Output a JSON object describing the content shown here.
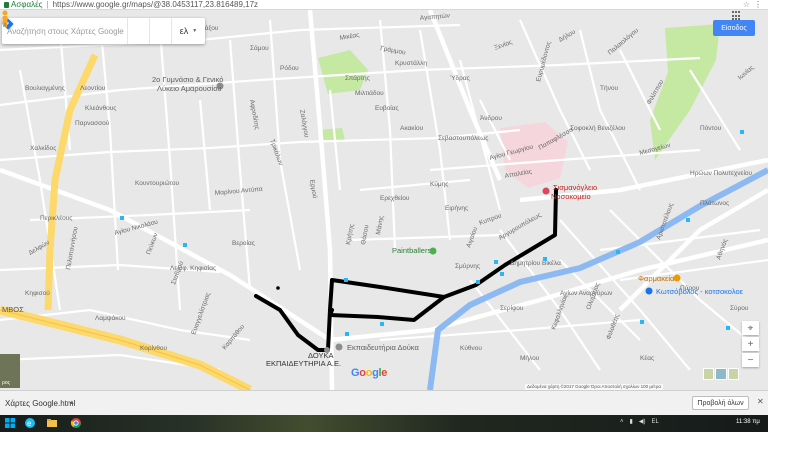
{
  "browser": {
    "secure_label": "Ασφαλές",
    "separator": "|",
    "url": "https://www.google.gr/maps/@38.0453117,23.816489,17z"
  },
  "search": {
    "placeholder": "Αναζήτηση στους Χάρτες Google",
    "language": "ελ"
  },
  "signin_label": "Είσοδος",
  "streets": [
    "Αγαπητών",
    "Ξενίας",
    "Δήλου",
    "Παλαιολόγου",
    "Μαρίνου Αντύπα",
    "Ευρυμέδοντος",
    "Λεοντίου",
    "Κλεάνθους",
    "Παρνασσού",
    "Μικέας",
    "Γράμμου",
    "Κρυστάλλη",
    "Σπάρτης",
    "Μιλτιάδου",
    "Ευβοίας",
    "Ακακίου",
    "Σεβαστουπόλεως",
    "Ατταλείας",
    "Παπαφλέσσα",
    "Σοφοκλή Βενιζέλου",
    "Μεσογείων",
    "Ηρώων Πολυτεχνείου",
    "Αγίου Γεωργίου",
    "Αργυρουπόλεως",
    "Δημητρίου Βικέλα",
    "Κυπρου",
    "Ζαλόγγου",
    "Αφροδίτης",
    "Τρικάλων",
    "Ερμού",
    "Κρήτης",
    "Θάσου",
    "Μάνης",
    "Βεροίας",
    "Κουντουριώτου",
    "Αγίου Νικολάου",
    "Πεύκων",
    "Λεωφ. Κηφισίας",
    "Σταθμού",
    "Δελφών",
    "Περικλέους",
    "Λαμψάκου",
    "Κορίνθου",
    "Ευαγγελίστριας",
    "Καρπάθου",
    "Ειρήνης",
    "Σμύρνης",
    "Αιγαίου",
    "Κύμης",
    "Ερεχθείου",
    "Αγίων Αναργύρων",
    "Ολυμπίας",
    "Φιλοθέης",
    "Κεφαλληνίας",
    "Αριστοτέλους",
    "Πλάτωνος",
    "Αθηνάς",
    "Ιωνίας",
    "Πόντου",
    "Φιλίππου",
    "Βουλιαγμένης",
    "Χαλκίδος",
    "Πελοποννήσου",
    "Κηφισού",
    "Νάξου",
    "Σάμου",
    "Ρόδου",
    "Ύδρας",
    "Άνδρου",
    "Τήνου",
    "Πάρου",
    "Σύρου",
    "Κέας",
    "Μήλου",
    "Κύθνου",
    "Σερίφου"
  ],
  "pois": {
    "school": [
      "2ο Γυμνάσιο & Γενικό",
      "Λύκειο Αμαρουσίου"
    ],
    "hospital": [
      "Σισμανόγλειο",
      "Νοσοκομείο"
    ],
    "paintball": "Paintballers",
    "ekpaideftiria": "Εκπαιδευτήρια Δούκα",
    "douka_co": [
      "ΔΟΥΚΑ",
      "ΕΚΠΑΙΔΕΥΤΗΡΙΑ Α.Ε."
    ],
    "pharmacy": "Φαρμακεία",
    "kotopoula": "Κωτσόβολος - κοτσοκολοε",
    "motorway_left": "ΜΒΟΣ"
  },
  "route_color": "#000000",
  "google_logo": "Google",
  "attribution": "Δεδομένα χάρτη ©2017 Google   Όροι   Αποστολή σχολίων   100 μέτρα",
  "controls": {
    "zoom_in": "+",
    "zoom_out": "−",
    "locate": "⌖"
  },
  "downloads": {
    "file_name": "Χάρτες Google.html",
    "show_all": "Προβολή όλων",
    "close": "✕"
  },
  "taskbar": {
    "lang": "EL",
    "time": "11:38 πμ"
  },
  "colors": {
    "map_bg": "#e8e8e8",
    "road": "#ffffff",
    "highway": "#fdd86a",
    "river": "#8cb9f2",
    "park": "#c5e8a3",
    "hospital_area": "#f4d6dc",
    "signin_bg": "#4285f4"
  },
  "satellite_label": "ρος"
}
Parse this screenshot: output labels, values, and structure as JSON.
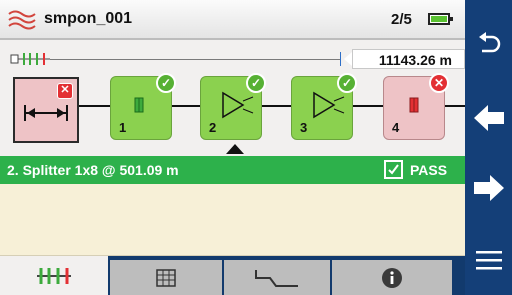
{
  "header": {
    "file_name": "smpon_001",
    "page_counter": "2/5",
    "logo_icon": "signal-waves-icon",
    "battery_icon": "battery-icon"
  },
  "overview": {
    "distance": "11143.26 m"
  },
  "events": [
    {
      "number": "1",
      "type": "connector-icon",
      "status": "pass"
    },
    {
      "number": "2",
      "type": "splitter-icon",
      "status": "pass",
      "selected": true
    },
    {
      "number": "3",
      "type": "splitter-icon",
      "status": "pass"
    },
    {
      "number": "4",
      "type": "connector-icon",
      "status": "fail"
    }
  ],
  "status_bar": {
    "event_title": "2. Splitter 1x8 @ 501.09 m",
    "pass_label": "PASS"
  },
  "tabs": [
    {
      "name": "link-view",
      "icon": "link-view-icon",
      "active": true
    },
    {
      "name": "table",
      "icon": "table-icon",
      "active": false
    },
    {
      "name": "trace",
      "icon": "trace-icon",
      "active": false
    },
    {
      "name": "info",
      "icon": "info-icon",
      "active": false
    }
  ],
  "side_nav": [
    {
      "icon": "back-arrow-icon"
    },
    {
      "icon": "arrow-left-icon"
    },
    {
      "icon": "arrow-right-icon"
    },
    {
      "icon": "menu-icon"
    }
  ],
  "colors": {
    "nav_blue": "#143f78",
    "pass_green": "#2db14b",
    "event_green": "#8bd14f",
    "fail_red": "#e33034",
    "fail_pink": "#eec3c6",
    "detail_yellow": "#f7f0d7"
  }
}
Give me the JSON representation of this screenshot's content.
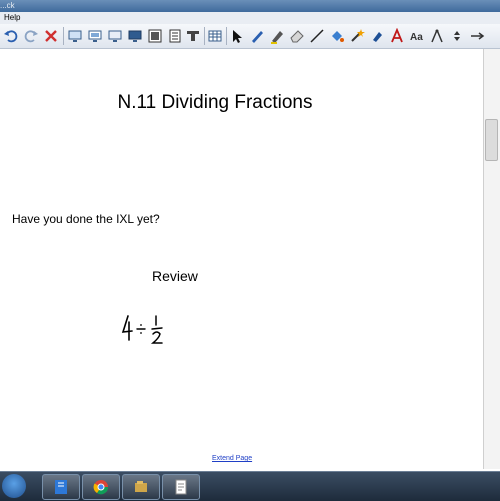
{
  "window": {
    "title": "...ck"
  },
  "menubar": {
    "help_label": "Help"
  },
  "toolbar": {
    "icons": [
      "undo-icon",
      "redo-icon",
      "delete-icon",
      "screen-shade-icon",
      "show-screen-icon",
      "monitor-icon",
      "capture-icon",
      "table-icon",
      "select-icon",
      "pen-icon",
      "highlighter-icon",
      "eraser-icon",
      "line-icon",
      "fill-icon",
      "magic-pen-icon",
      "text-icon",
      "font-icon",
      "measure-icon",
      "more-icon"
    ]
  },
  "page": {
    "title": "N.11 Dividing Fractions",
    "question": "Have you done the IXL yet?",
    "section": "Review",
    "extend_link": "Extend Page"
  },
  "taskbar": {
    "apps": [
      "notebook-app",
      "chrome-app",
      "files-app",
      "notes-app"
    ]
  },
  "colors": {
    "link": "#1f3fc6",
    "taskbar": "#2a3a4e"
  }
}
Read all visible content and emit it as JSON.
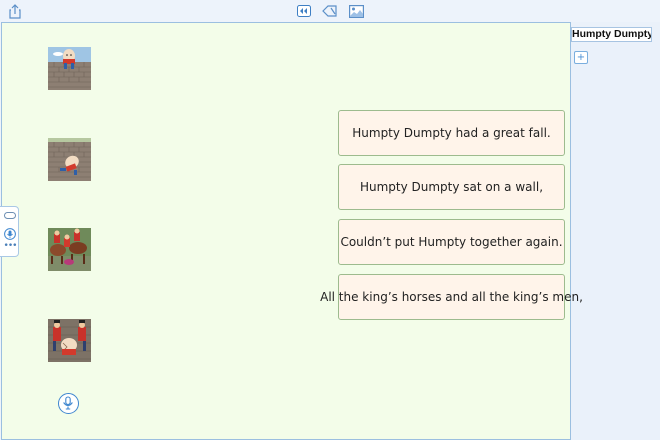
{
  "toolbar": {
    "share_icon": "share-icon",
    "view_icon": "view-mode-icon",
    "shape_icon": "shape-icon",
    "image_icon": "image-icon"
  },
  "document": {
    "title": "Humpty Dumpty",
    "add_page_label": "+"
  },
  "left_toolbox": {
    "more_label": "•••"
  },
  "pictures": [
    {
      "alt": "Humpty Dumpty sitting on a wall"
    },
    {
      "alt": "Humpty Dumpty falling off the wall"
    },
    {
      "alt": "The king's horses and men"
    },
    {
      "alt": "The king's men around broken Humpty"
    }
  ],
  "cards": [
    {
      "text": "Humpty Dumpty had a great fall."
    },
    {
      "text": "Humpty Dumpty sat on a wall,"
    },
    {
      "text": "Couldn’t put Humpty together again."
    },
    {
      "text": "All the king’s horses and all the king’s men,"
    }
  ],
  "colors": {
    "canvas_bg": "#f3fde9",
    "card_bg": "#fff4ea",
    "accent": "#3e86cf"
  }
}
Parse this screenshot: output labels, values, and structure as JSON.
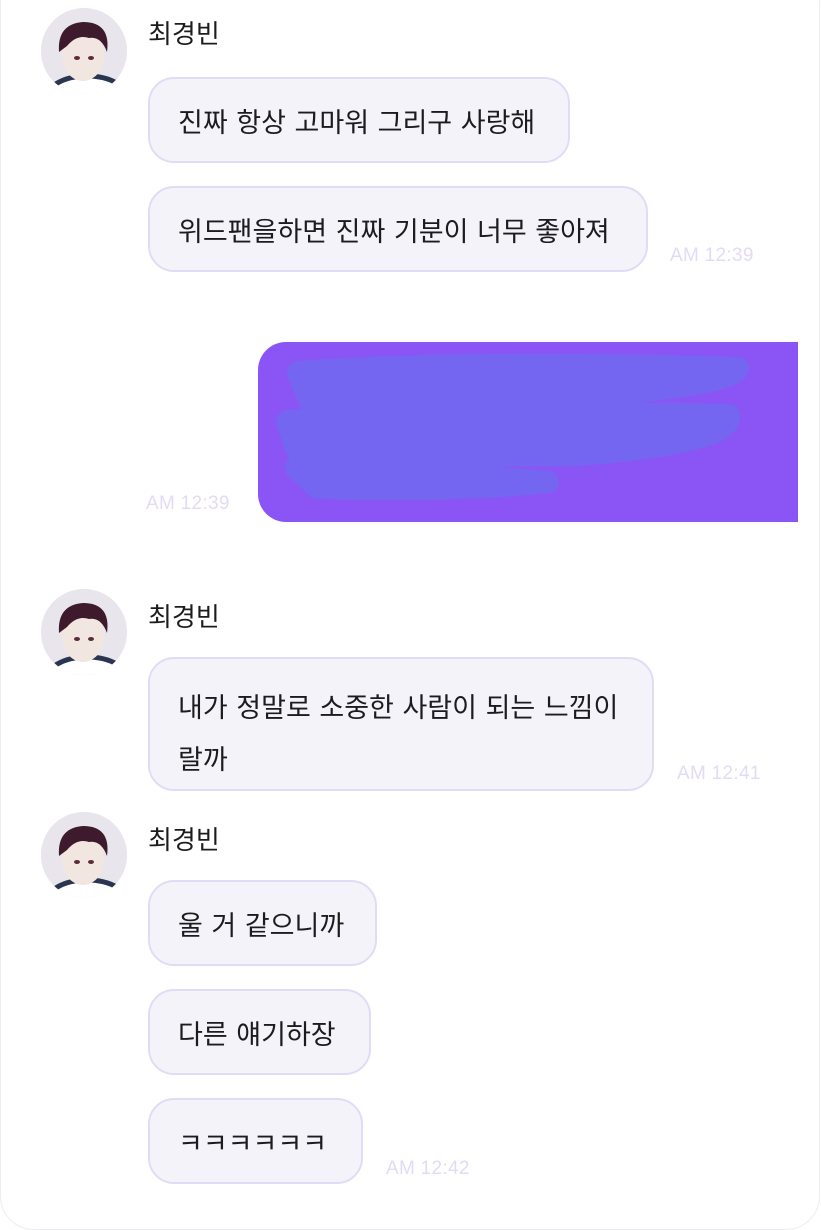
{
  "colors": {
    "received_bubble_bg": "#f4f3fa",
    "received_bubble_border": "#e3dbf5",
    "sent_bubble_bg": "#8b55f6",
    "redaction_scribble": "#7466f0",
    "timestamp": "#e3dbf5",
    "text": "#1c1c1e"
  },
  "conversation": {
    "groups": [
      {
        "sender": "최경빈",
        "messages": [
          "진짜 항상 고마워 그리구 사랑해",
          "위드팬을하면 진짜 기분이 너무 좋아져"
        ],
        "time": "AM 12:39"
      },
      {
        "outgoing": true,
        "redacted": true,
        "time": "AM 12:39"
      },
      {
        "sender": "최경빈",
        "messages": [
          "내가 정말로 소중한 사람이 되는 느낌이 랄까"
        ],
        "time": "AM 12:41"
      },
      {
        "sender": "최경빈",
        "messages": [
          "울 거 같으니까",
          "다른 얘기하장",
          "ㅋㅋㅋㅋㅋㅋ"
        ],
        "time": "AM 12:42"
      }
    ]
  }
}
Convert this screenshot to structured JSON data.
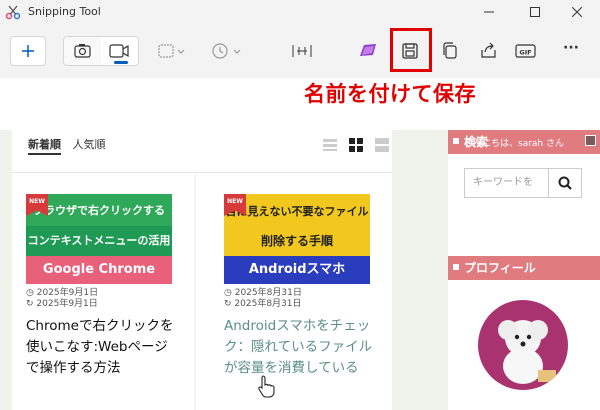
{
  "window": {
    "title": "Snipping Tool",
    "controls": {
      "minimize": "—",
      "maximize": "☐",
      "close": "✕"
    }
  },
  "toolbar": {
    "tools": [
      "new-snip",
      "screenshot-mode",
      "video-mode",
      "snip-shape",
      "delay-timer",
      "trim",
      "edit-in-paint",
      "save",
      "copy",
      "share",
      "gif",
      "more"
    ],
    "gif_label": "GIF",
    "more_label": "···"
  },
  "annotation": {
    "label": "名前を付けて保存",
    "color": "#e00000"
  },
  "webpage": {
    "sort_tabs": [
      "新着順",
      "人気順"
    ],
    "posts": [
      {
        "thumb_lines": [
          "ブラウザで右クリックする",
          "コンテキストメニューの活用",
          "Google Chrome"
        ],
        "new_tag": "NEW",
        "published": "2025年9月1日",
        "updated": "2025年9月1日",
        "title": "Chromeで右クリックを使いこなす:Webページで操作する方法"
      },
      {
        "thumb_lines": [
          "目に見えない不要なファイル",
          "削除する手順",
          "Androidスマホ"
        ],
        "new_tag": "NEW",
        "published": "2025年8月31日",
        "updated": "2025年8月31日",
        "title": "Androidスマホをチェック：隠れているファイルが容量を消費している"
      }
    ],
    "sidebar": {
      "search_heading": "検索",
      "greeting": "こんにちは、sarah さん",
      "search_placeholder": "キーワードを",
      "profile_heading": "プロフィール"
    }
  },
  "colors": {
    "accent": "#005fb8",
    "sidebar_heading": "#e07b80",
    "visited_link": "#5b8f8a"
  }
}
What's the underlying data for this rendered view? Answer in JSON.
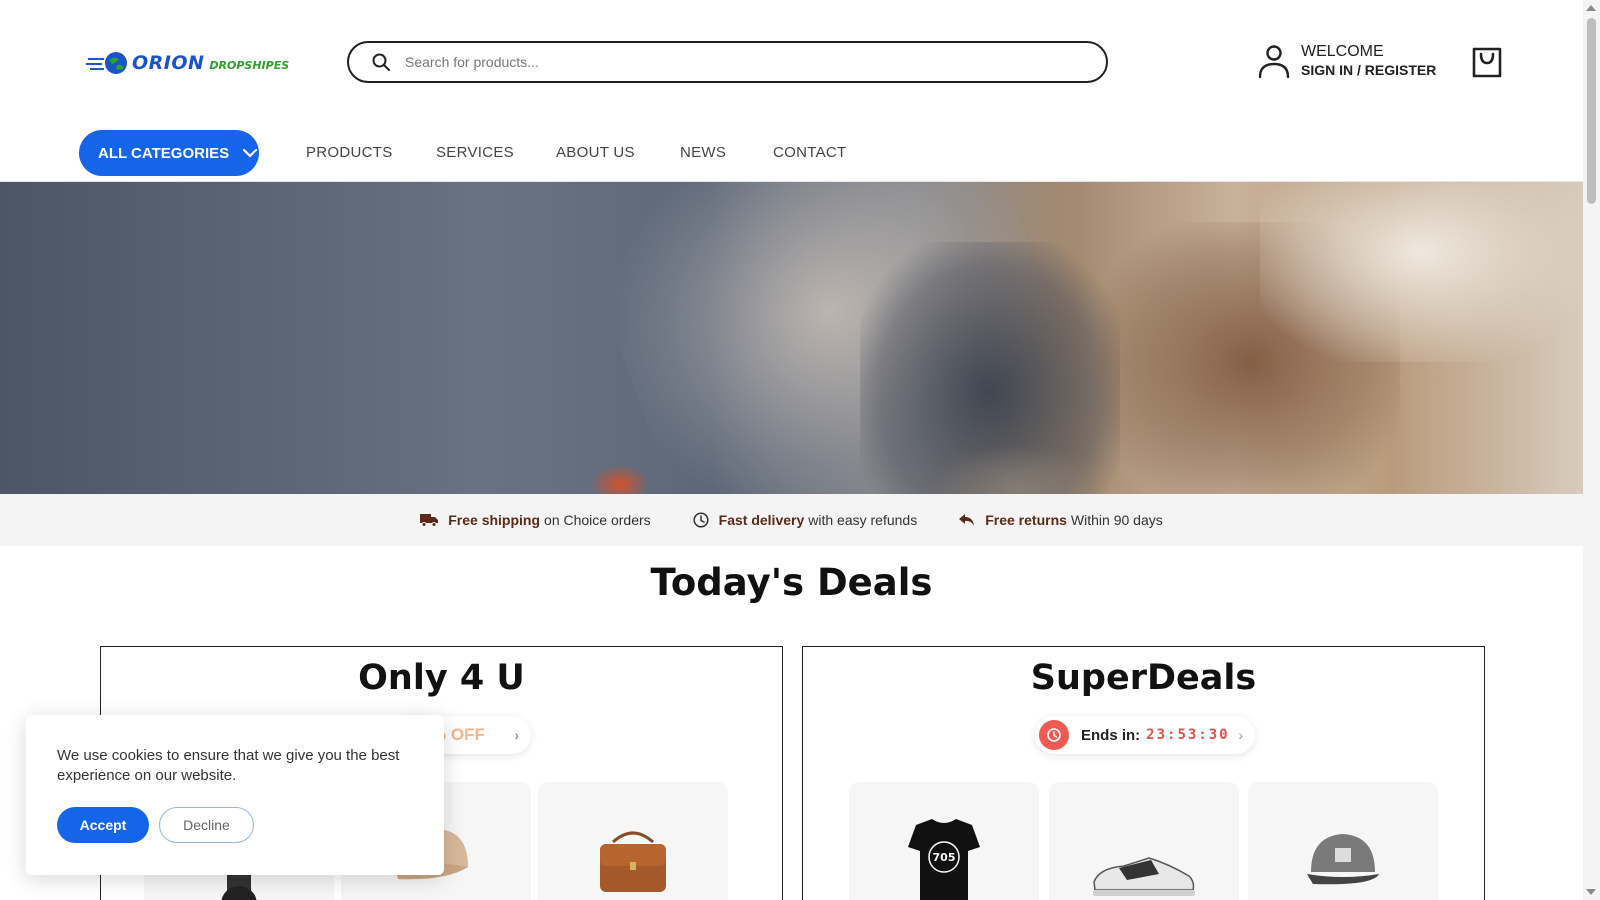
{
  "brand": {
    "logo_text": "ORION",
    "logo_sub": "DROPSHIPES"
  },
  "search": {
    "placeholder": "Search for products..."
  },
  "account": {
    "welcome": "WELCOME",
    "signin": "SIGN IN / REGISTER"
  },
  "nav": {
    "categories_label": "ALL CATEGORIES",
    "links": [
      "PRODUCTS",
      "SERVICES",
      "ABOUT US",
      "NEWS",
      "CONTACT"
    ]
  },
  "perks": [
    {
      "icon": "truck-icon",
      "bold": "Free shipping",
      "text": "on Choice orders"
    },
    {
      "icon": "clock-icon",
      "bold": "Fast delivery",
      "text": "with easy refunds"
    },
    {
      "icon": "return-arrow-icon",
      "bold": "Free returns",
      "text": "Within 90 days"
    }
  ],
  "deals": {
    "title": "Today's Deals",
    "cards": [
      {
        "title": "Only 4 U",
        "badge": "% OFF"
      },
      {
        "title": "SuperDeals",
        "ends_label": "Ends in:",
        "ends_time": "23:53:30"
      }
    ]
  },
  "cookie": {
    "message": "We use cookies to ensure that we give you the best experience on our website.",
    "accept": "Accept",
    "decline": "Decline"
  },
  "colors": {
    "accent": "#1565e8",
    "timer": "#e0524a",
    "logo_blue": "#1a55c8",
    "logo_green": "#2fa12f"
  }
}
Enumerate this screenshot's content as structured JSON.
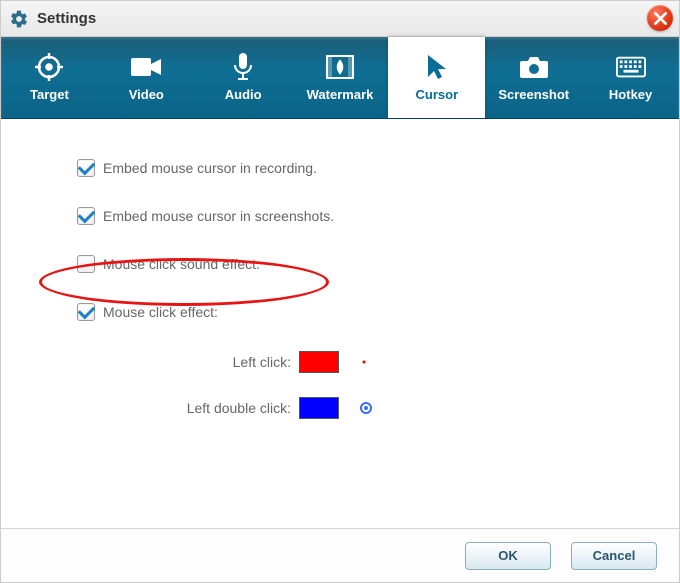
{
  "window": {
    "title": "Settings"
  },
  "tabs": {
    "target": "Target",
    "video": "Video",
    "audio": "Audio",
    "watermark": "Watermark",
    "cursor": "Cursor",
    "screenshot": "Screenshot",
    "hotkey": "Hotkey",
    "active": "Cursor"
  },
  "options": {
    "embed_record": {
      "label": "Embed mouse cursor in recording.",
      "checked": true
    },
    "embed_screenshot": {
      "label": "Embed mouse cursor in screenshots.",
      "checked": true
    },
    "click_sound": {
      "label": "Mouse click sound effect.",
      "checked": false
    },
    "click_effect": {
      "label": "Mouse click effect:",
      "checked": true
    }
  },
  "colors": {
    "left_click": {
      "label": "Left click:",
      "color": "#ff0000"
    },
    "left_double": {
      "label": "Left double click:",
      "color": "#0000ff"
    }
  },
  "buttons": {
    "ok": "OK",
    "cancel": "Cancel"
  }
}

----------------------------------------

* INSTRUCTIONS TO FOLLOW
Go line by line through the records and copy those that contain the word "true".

* YOUR RESPONSE
      "selected": true
      "active": true
        "outgoing": true,
        "redacted": true,
      "checked": true
      "checked": true
      "checked": true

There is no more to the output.